Street Child UK, which highlighted Lucee’s story in a recent report on children orphaned by Ebola, offers as much assistance as it can. Established in 2008, the charity promotes educational opportunities for kids in West Africa.
But with an estimated 12,000 children in Sierra Leone orphaned by Ebola, there is only so much to go around.
For Lucee, who received some education before the epidemic occurred, school is the answer. She hopes soon that Samuel, who was also in school before the outbreak, will return, and that Isaac will soon follow. The two boys, owing to their young age, seem yet to have grasped the gravity of the situation ahead. Lucee wants it that way.
On the phone discussing her battle, Lucee sounds defiant. She’s determined to keep moving forward. She wants to go back to school, find a better home, and land a steadier source of income. While donations from Street Child and other NGOs can help her make ends meet, it’s a better future that she wants in the end. Getting closer to that will require helping to build up her community—and relying on it to do the same.
It’s these “home-grown solutions” that James Kassage Arinaitwe, a former orphan from Uganda, believes will be the answer to this crisis. While stories of individual children who’ve lost parents to Ebola in West Africa are valuable, he says they can be dangerous, too. “For every Sweetie, there are countless children left wondering why they weren’t plucked away,” he says of a New York Times profile of a 4-year-old Ebola orphan.

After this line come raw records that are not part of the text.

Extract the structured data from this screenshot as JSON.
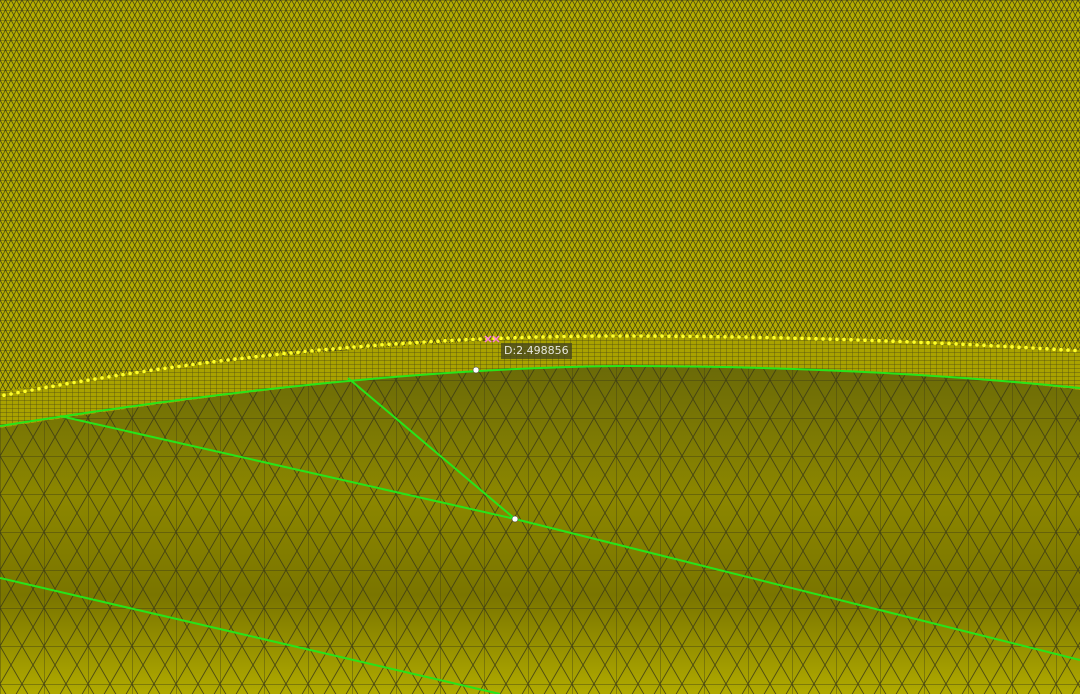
{
  "viewport": {
    "measurement": {
      "label": "D:2.498856"
    },
    "colors": {
      "upper_surface": "#b3ac00",
      "lower_surface": "#8f8a00",
      "mesh_edge": "#3b3a16",
      "feature_edge": "#27e41a",
      "node_marker": "#fdfd29",
      "pick_marker": "#ff7ed8",
      "point": "#ffffff"
    }
  }
}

The danger with singling out individuals, he says, is that it can leave the others wondering: Why not me? Saving one child at a time does nothing to better the place from which they’re being saved. With this mind, he hopes the communities themselves can unite together—much like they did to slow the epidemic—and lift these children up.
“Only then can we ensure that the child survivors of Ebola are born in an Africa where they are not seen as victims or beggars,” he says, “but as captains of their own fate.”